Leap day, Galileo day, a day to celebrate the Earth and Science
29 February 2012: Galileo / Earth moves day. We would like to propose to baptize the 29th of February “Galileo Day”: a day of wonder about the beauty of the universe around us. A day of recognition of the benefits of science and of the scientific method. Finally, a day to honor the individuals who stand up for what they know is true.
In the schools, it would be good to highlight on this day the history of the human knowledge, and the facts on our position in the universe. Scientific institutions should certainly take a day off, and governments should allow their personnel to attend to Galileo day celebrations. Post Scriptum:
Definition of Galileo Day
The 29th of February. A day of wonder about the beauty of the universe around us. A day of recognition of the benefits of science and of the scientific method. Finally, a day to honor the individuals who stand up for what they know is true.
Call it a day
Leap Day would be a logical name, as it is already in use. However, does it speak sufficiently to the imagination? Galileo Day seems rich with images and meaning (like Columbus Day). However, Galileo is very much part of the Western heritage, and the meaning of this name might be lost beyond the people educated in the fine print of European history. Earth Moves Day is nice, but could be confused with Earth Day, held on the spring equinox or the 22nd of April. Another option would be to allude to the centripetal force that holds us in place, and go for Rodaytion.

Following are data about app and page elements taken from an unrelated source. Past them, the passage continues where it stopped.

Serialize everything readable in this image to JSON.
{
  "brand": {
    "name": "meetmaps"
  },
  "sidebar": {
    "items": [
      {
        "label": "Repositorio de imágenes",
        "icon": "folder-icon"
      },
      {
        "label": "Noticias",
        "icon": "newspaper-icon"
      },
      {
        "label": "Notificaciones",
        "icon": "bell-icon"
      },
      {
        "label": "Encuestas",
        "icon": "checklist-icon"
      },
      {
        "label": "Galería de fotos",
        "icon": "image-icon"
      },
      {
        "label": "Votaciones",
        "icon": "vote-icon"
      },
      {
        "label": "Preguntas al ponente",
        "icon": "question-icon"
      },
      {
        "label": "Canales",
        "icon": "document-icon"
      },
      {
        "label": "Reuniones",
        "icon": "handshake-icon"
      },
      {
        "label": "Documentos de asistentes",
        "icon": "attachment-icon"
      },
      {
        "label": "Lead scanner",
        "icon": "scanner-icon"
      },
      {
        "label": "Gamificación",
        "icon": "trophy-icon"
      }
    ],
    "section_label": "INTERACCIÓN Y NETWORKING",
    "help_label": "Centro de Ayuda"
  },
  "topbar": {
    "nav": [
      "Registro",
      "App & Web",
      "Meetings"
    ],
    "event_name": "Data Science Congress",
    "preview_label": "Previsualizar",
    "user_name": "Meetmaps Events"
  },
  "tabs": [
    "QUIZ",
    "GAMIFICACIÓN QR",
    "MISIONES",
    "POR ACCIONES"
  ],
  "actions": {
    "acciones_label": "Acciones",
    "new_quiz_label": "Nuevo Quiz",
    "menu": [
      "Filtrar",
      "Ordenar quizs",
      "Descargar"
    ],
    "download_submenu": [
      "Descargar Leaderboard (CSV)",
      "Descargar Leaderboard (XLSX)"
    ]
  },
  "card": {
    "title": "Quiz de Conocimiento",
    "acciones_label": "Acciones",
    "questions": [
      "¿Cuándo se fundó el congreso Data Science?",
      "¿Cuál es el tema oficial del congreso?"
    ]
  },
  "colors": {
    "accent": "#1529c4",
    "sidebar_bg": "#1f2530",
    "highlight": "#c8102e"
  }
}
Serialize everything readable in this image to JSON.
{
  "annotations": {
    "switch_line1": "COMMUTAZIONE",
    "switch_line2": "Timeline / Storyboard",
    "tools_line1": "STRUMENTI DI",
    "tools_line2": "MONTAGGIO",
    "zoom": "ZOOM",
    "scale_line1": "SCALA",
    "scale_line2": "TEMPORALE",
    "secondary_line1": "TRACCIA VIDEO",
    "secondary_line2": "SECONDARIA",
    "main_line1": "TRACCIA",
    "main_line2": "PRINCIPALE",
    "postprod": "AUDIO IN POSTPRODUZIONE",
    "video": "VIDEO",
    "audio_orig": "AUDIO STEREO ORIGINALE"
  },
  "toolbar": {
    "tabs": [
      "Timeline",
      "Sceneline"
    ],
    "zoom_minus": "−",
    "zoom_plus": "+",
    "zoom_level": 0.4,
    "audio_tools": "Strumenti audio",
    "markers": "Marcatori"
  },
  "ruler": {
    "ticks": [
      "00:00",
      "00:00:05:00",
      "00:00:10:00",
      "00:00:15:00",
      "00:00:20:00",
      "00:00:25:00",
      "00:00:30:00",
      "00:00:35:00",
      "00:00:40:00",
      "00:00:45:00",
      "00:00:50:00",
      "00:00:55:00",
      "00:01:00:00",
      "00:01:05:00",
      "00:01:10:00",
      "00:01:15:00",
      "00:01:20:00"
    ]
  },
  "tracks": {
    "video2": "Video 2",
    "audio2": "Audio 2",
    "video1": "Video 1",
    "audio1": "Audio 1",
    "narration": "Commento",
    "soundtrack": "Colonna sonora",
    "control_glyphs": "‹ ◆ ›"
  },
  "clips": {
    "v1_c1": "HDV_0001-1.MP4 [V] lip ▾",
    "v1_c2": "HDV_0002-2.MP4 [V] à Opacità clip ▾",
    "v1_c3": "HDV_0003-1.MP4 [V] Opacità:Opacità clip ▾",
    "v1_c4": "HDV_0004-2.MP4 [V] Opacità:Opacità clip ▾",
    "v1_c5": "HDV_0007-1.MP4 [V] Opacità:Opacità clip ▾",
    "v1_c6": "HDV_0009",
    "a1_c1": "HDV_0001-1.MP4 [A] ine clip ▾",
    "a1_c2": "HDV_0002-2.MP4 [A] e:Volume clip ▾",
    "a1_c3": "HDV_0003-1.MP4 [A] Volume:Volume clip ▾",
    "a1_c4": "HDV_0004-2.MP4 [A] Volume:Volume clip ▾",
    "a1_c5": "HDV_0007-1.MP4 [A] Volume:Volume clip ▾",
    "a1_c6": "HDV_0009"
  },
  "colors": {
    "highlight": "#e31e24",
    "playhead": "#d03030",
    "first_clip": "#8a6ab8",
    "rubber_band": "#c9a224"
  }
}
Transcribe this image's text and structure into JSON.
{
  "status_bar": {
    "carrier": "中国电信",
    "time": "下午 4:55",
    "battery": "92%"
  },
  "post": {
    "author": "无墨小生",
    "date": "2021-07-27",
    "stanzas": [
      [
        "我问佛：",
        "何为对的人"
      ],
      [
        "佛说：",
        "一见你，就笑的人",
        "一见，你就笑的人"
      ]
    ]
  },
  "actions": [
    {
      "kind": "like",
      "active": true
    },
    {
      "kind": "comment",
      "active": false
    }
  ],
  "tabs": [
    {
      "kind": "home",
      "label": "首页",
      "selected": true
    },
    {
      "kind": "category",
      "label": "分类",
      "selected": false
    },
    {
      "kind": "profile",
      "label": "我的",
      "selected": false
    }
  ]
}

For now, as one of the editors has just finished a divine pasta dinner accompanied by a superb Italian wine, Galileo Day is the favorite. However, we are open to support another name, depending on the quality of the associated food and drinks.